The Beethoven Center Turns Thirty
By Cathleen Miller
Imagine a lock of your hair having a life of its own—traveling from your head on your deathbed in Vienna to being clipped by a mourner as a remembrance…then, over a century later, carried as a treasured heirloom to an attic hideaway as the mourner’s relatives tried to avoid the Nazi death camps…given to a kind visiting doctor to smuggle out and hide for safety…only to be discovered later by that doctor’s confused wife after his death…eventually sold by the wife to Sotheby’s…and finally winding up at San José State in King Library to reside coiled in a glass case as the most precious artifact in the campus’s world-renowned Ira F. Brilliant Center for Beethoven Studies.
The Beethoven Center, as it is commonly known, will be celebrating its thirtieth year on July 24, 2015 at a gala honoring Dr. William Meredith, its founding director. Meredith was a young graduate student finishing his dissertation on Beethoven’s sonatas at the University of North Carolina when he was invited to join SJSU. The impetus was a donation by Ira Brilliant, a life-long music enthusiast who had amassed a collection of first-edition music scores of Beethoven’s work.
When Meredith made his way to San José in 1985, he found an empty room and boxes of books and artifacts waiting to be catalogued. Luckily, the next year he was joined by the Center’s curator, Patricia Stroh. During the decades that followed they have overseen the growth of the Center’s collection to 30,000 items, making it the largest repository of Beethoven materials outside of Europe.

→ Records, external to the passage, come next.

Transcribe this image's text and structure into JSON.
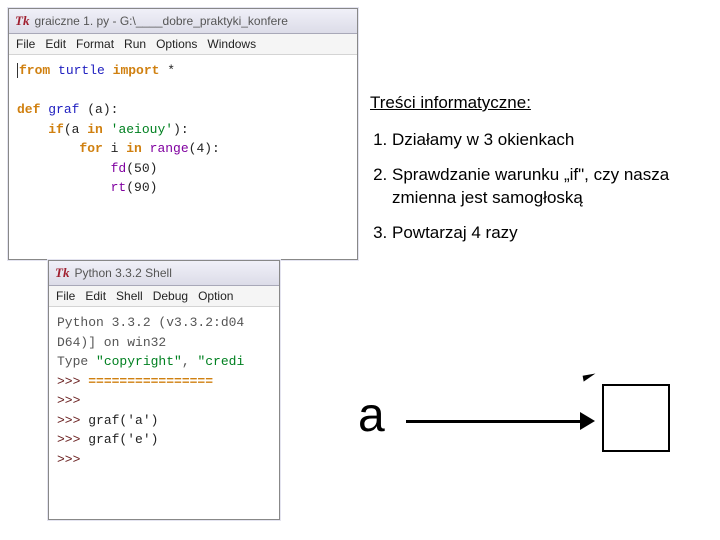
{
  "editor": {
    "title": "graiczne 1. py - G:\\____dobre_praktyki_konfere",
    "menu": {
      "file": "File",
      "edit": "Edit",
      "format": "Format",
      "run": "Run",
      "options": "Options",
      "windows": "Windows"
    },
    "code": {
      "l1_from": "from",
      "l1_module": "turtle",
      "l1_import": "import",
      "l1_star": "*",
      "l2_blank": " ",
      "l3_def": "def",
      "l3_name": "graf",
      "l3_params": "(a):",
      "l4_pad": "    ",
      "l4_if": "if",
      "l4_open": "(a ",
      "l4_in": "in",
      "l4_str": " 'aeiouy'",
      "l4_colon": "):",
      "l5_pad": "        ",
      "l5_for": "for",
      "l5_i": " i ",
      "l5_in": "in",
      "l5_range": " range",
      "l5_args": "(4):",
      "l6_pad": "            ",
      "l6_call": "fd",
      "l6_args": "(50)",
      "l7_pad": "            ",
      "l7_call": "rt",
      "l7_args": "(90)"
    }
  },
  "shell": {
    "title": "Python 3.3.2 Shell",
    "menu": {
      "file": "File",
      "edit": "Edit",
      "shell": "Shell",
      "debug": "Debug",
      "options": "Option"
    },
    "out": {
      "l1": "Python 3.3.2 (v3.3.2:d04",
      "l2": "D64)] on win32",
      "l3a": "Type ",
      "l3b": "\"copyright\"",
      "l3c": ", ",
      "l3d": "\"credi",
      "p": ">>> ",
      "eq": "================",
      "g1": "graf('a')",
      "g2": "graf('e')"
    }
  },
  "notes": {
    "title": "Treści informatyczne:",
    "items": [
      "Działamy w 3 okienkach",
      "Sprawdzanie warunku „if\", czy nasza zmienna jest samogłoską",
      "Powtarzaj 4 razy"
    ]
  },
  "diagram": {
    "a": "a"
  }
}
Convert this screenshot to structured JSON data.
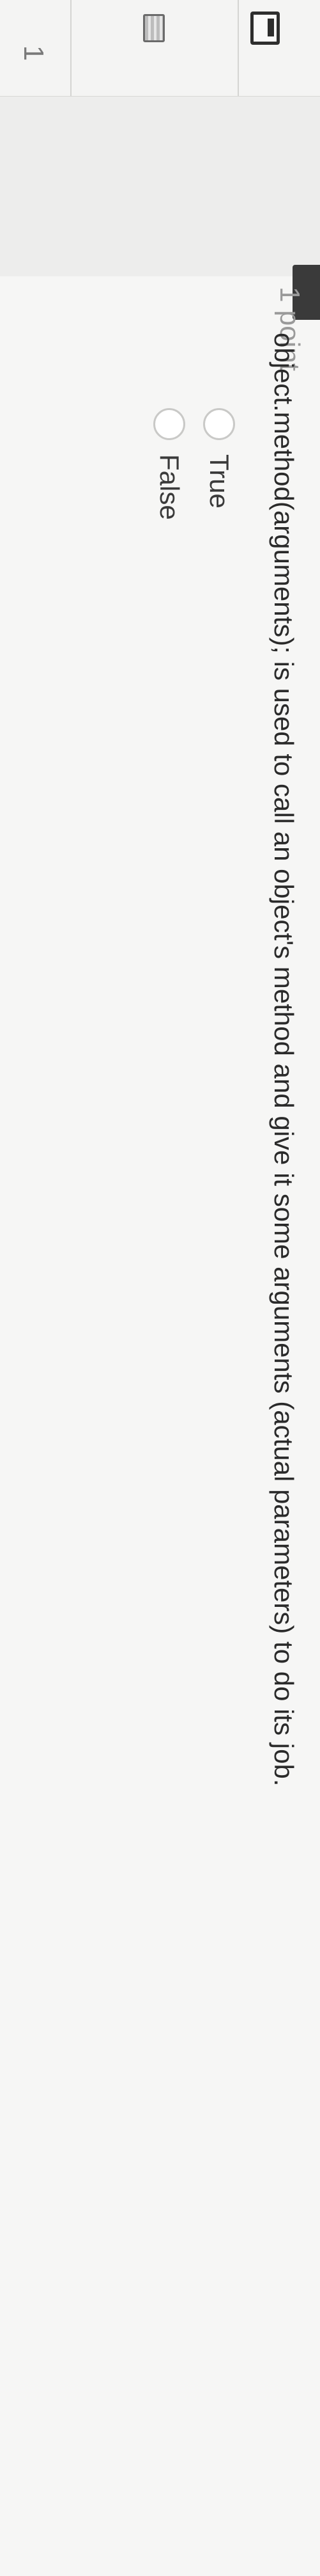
{
  "toolbar": {
    "page_number": "1"
  },
  "question": {
    "points_text": "1 point",
    "text": "object.method(arguments); is used to call an object's method and give it some arguments (actual parameters) to do its job.",
    "options": [
      {
        "label": "True"
      },
      {
        "label": "False"
      }
    ]
  }
}
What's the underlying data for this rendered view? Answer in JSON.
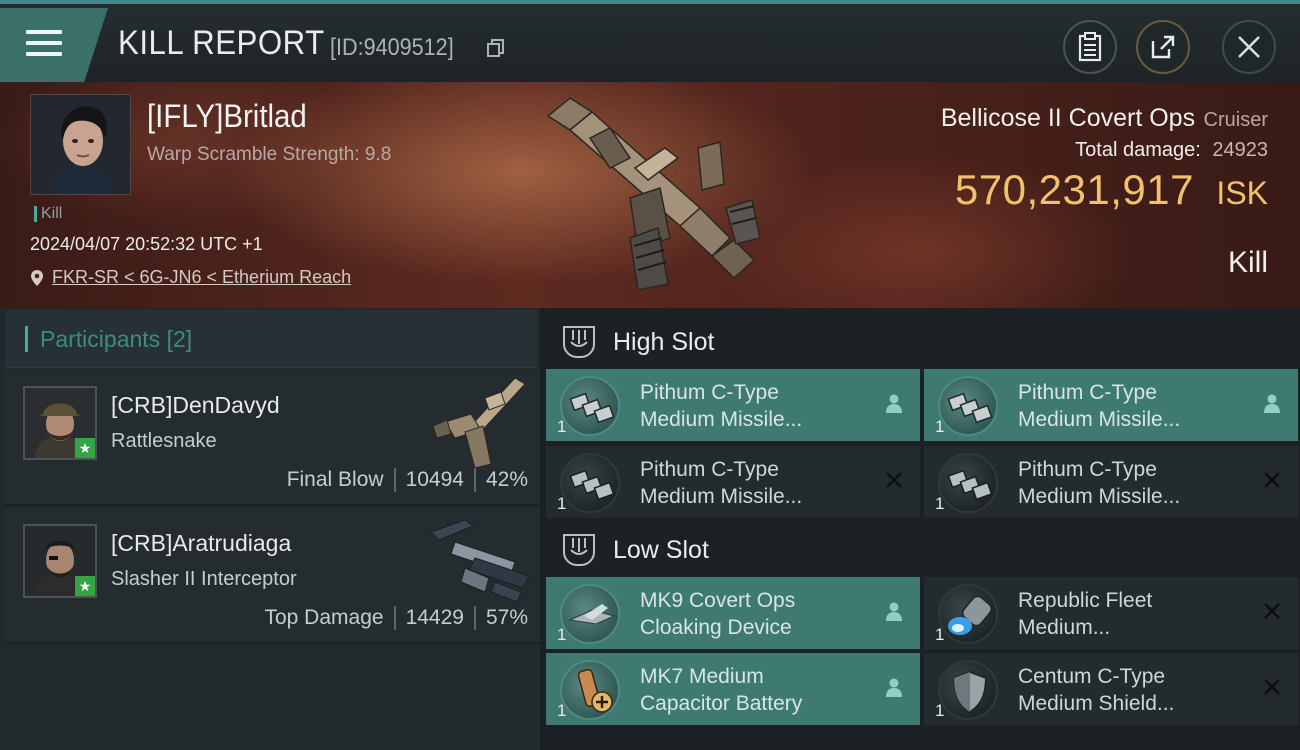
{
  "header": {
    "title": "KILL REPORT",
    "report_id": "[ID:9409512]"
  },
  "victim": {
    "name": "[IFLY]Britlad",
    "warp_scramble": "Warp Scramble Strength: 9.8",
    "kill_tag": "Kill",
    "timestamp": "2024/04/07 20:52:32 UTC +1",
    "location": "FKR-SR < 6G-JN6 < Etherium Reach",
    "ship_name": "Bellicose II Covert Ops",
    "ship_class": "Cruiser",
    "total_damage_label": "Total damage:",
    "total_damage": "24923",
    "isk_value": "570,231,917",
    "isk_unit": "ISK",
    "result": "Kill"
  },
  "participants": {
    "title": "Participants",
    "count": "[2]",
    "rows": [
      {
        "name": "[CRB]DenDavyd",
        "ship": "Rattlesnake",
        "role": "Final Blow",
        "damage": "10494",
        "percent": "42%"
      },
      {
        "name": "[CRB]Aratrudiaga",
        "ship": "Slasher II Interceptor",
        "role": "Top Damage",
        "damage": "14429",
        "percent": "57%"
      }
    ]
  },
  "slots": {
    "high": {
      "title": "High Slot",
      "items": [
        {
          "qty": "1",
          "line1": "Pithum C-Type",
          "line2": "Medium Missile...",
          "state": "dropped",
          "icon": "missile-launcher-icon"
        },
        {
          "qty": "1",
          "line1": "Pithum C-Type",
          "line2": "Medium Missile...",
          "state": "dropped",
          "icon": "missile-launcher-icon"
        },
        {
          "qty": "1",
          "line1": "Pithum C-Type",
          "line2": "Medium Missile...",
          "state": "destroyed",
          "icon": "missile-launcher-icon"
        },
        {
          "qty": "1",
          "line1": "Pithum C-Type",
          "line2": "Medium Missile...",
          "state": "destroyed",
          "icon": "missile-launcher-icon"
        }
      ]
    },
    "low": {
      "title": "Low Slot",
      "items": [
        {
          "qty": "1",
          "line1": "MK9 Covert Ops",
          "line2": "Cloaking Device",
          "state": "dropped",
          "icon": "cloaking-device-icon"
        },
        {
          "qty": "1",
          "line1": "Republic Fleet",
          "line2": "Medium...",
          "state": "destroyed",
          "icon": "thruster-icon"
        },
        {
          "qty": "1",
          "line1": "MK7 Medium",
          "line2": "Capacitor Battery",
          "state": "dropped",
          "icon": "capacitor-battery-icon"
        },
        {
          "qty": "1",
          "line1": "Centum C-Type",
          "line2": "Medium Shield...",
          "state": "destroyed",
          "icon": "shield-icon"
        }
      ]
    }
  },
  "colors": {
    "accent": "#3fb0a4",
    "isk": "#f2c16b",
    "active_item": "#3e7a72"
  }
}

When visitors walk into the space they are greeted by the beauty of handcrafted historical keyboards, the type used in Beethoven’s time. Three fortepianos, a harpsichord, and a clavichord are on display.
Other noteworthy treasures on display include original letters in Beethoven’s handwriting that would fetch between $50,000 and $300,000 in today’s marketplace; most were a gift from Ira Brilliant. All other additions to the Center’s collection have been funded through grants, donations, or support from the American Beethoven Society.
Dr. Meredith, as a leading scholar on the composer, edits the Beethoven Journal. One issue explored the mystery of a 13-page love letter penned by Ludwig to a woman known only as “Immortal Beloved.” Much contention has existed amongst scholars as to the identity of the letter’s recipient, hovering around a list of likely candidates. (Meredith’s favored suspect for “Immortal Beloved” is Bettina Brentano, a writer and social activist.)
Besides the Center’s museum and journal, it offers numerous other gifts to lovers of classical music, helping to support the research of individuals ranging from Beethoven scholars around the globe to SJSU music history classes to elementary school students writing their first essay on the composer. A primary tool to aid all these groups has been the creation of the Beethoven Gateway, a free digital database of information. The Center’s staff also hosts a continuous stream of events and exhibitions on the fifth floor of King Library. Each spring they conduct the Annual Celia Mendez Young Pianist’s Beethoven Competition for California high school students.
Meredith also plays the role of the sleuth, as do many serious scholars. Some of the strands of Ludwig van Beethoven’s hair were analyzed to learn about his medical history. One theory that doctors proposed was that even on his deathbed the musical genius refused to take any opiates for pain, hoping to keep composing until he drew his last breath.
After thirty years directing the Center Dr. Meredith says, “The thing I continue to love about my job is when people walk through the door and get really excited. That’s what makes it all worthwhile.”
Donations from around the world support the Center and have helped make it one of the many centers of excellence at SJSU!